OVERVIEW: The Cathay Bank Foundation seeks to “create opportunities” for the geographic areas its banks serve, with those opportunities touching upon many different sectors of need and community development.
IP TAKE: While not its primary place of focus, Boston makes the geographic cut for this foundation, especially programming that coincides with the foundation's emphasis on Asian American and Asian immigrant populations. This funder prefers fairly established organizations that can show several previous years of programmatic, organizational and financial successes.
Cathay Bank opened in 1962, “with the mission of providing financial services to the growing but underserved Chinese-American community,” starting in Los Angeles as the first Chinese-American bank in Southern California, and expanding from there with a “rapid expansion...fueled by successive waves of immigration, burgeoning trade between America and Asia, and the economic development of the surrounding community.”
By extension, the Cathay Bank Foundation's mission is “to enhance the growth and success of communities in which the Bank serves.” The foundation lists affordable housing, community and economic development, and education as its three largest priorities, with additional consideration given to arts and culture, health and welfare, environmental issues, human services needs, and “programs that benefit the communities at large.”
That is, so long as those “communities at large” are in the states of California, Illinois, Maryland, Massachusetts, Nevada, New Jersey, New York, Texas and Washington, which are currently where its banks are located.
Within Massachusetts, Boston is given the most attenion, though it is a bit down the list in terms of geographic attention overall (the top slot goes to the bank's original Los Angeles home). Boston grantees span all of the foundation's focus areas, with workforce development and youth development leading the way.
No matter your program area, be sure you're focusing on at-risk and low/middle income (LMI) populations, which is the foundation's target.

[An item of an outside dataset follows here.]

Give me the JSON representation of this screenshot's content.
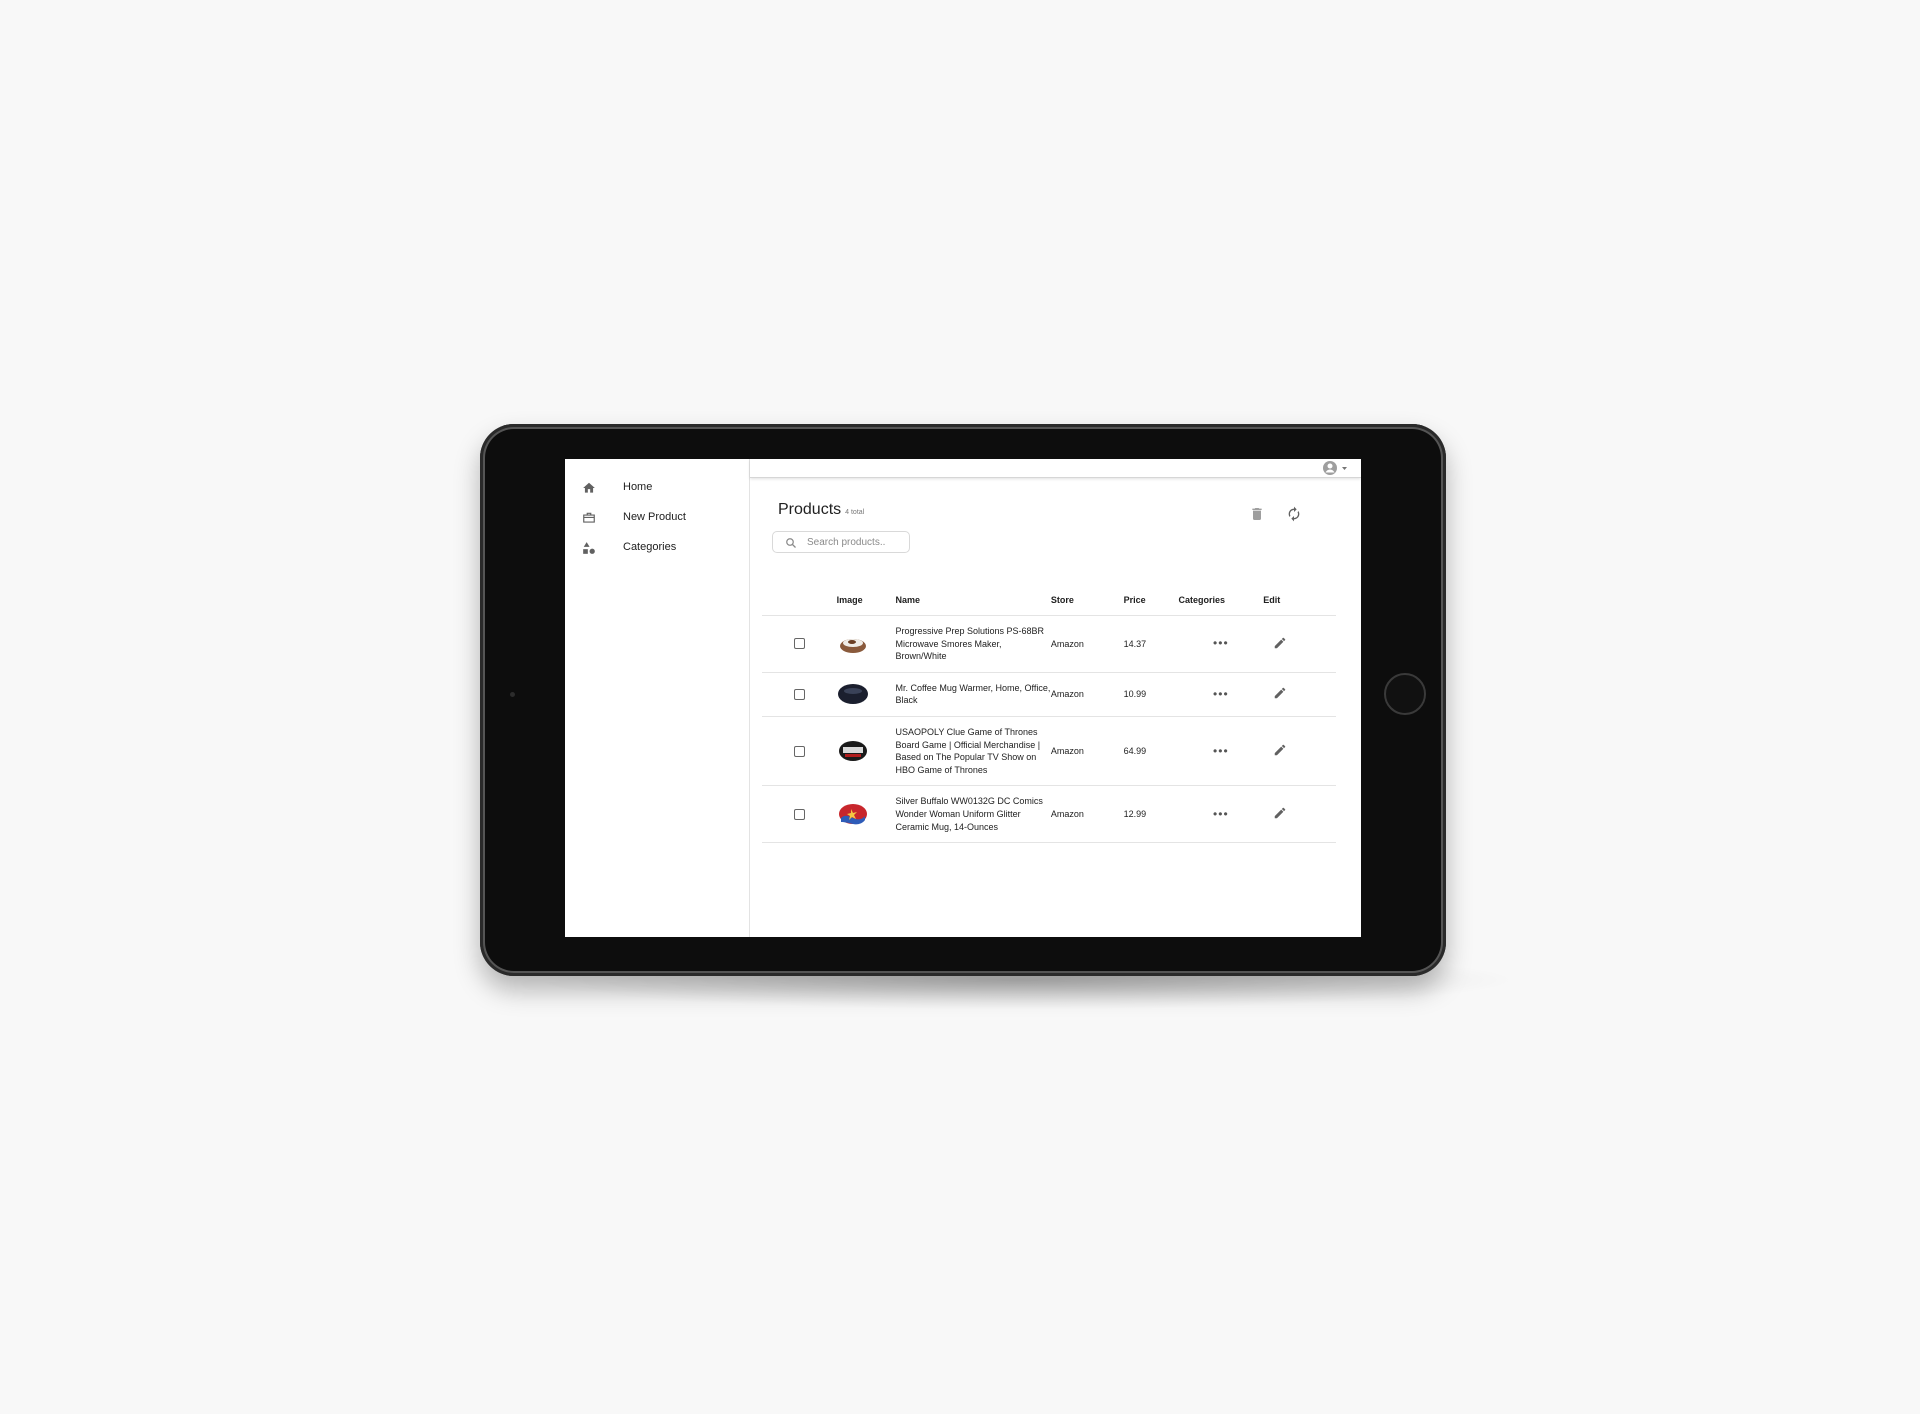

And while the foundation does give beyond its connections to Chinese and Asian Americans, there’s no question those racial, ethnic and immigrant groups are priorities.
Most grants fall in the $1,000 - $10,000 range, with recent Boston grantees including the Boston Chinatown Neighborhood Center ($7,000), the Fenway Community Development Corporation ($5,000) and the Greater Boston Chinese Golden Age Center ($3,000).
The foundation has an LOI open to all, inviting anyone who fits the bill to submit a traditional LOI letter on a rolling basis. From there, its invite-only grant application has an August deadline; plan your LOI submission accordingly.
- Peter Wu, Chairman of the Board, President, and Chief Executive Officer
- Deborah F. Ching, Co-Chairman of the Board